PS (PSanafter-thought) said...

I had to laugh when I read that Mel Gibson's movies are not so high on your list. When my oldest (now a pastor, so you decide if this scarred her) was confirmed, my husband and I took her to see Dances with Wolves as a gift. Whoa! Violence and sex... not what we expected. Yes, the violence was "realistic" given the topic, yet it was about 10 years worth of violence packed into 2 hours. And I also saw the one about Scotland...also lots of violence.

Of course, that brings up the question of what/when violence is appropriate in a movie on an historic topic. This can be argued both ways. If it is too realistic, maybe it is more historical. But movies are "entertainment" so how can a lot of violence be entertainment unless one is warped to begin with.

So I got turned of to Mel's movies because I got the impression that he loved the violence.
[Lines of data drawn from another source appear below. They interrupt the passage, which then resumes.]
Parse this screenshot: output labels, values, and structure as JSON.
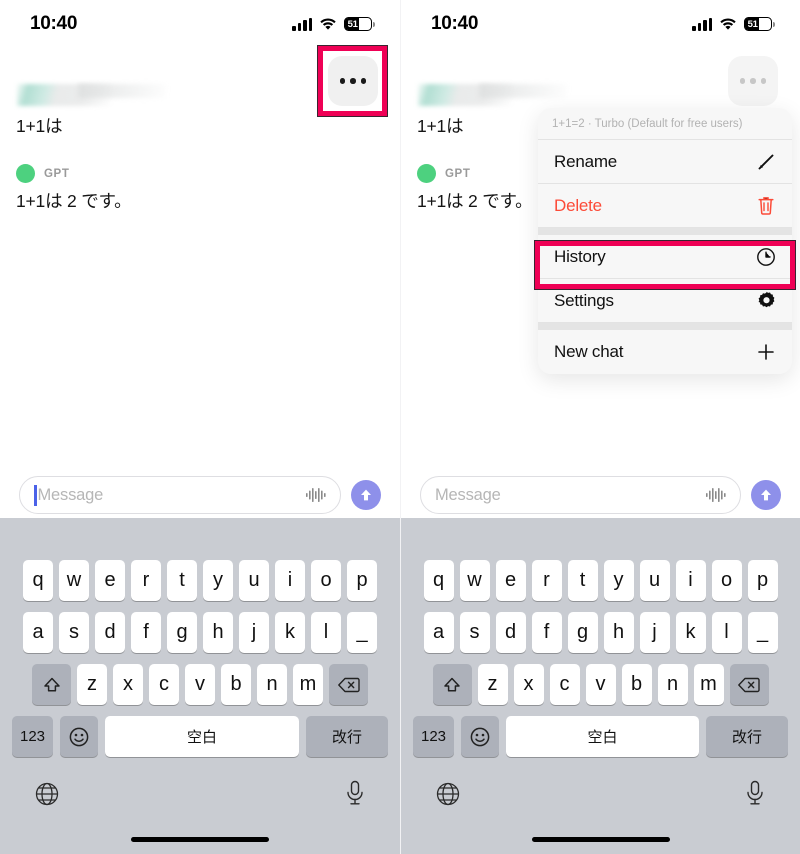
{
  "statusbar": {
    "time": "10:40",
    "battery_percent": "51",
    "signal_icon": "cellular-bars-icon",
    "wifi_icon": "wifi-icon",
    "battery_icon": "battery-icon"
  },
  "chat": {
    "more_button_label": "•••",
    "user_message": "1+1は",
    "bot_name": "GPT",
    "bot_message": "1+1は 2 です。"
  },
  "menu": {
    "header": "1+1=2 · Turbo (Default for free users)",
    "items": [
      {
        "label": "Rename",
        "icon": "pencil-icon"
      },
      {
        "label": "Delete",
        "icon": "trash-icon"
      },
      {
        "label": "History",
        "icon": "clock-icon"
      },
      {
        "label": "Settings",
        "icon": "gear-icon"
      },
      {
        "label": "New chat",
        "icon": "plus-icon"
      }
    ]
  },
  "input": {
    "placeholder": "Message",
    "value": "",
    "dictation_icon": "waveform-icon",
    "send_icon": "arrow-up-icon"
  },
  "keyboard": {
    "row1": [
      "q",
      "w",
      "e",
      "r",
      "t",
      "y",
      "u",
      "i",
      "o",
      "p"
    ],
    "row2": [
      "a",
      "s",
      "d",
      "f",
      "g",
      "h",
      "j",
      "k",
      "l",
      "_"
    ],
    "row3": [
      "z",
      "x",
      "c",
      "v",
      "b",
      "n",
      "m"
    ],
    "shift_icon": "shift-icon",
    "backspace_icon": "backspace-icon",
    "numeric_label": "123",
    "emoji_icon": "emoji-icon",
    "space_label": "空白",
    "return_label": "改行",
    "globe_icon": "globe-icon",
    "mic_icon": "microphone-icon"
  },
  "highlight": {
    "color": "#ef0055",
    "left_target": "more-button",
    "right_target": "menu-item-history"
  }
}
And I don't see violence as entertaining.

Pastor Joelle said...

I liked that movie where he could read women's minds.

One of the many problems with the Passion of Christ was demonstrated to me by what a member said "Oh when I saw the movie and realized how much he suffered, I knew he had to be the Son of God because a normal person could not withstand all that pain" Okay so much for the Incarndation. Jesus was just another superhero like Braveheart!

Oh and Signs was a really good movie

Father said...

Um, but, PS -- wasn't Dances With Wolves a Kevin Costner picture? But Gibson made his early million on Mad Max I-III and Lethal Weapon I-googolplex, so your point about violence remains.

And Joelle, ask yourself: did you "really* like Signs? Or did you, like me, just *want* to like Signs? I wanted to like it so badly that I told myself I had, until I finally thought it through and realized that I'd hated it. (Of course, in the movie's defense, I read and watch a lot of science fiction, which means I have some of that Comics-Guy-from-The-Simpsons snobbery going).

BTW, I've heard that Year of Living Dangerously was pretty good, but I've never seen it.

PS (PSanafter-thought) said...

You are right of course. Yes, and imagine sitting next to a 9th grader during the sex scenes.

Was the Scotland one with Mel or Kevin? Too slow internet to look it up.

Pastor Joelle said...

You know I just don't think that hard about movies. I'm a sucker for widow/widower stories what can I say? And yes, Kevin Kostner was in Dances with Wolves. Speaking of which my son said Avatar was just Dance with Wolves in blue. But not as good.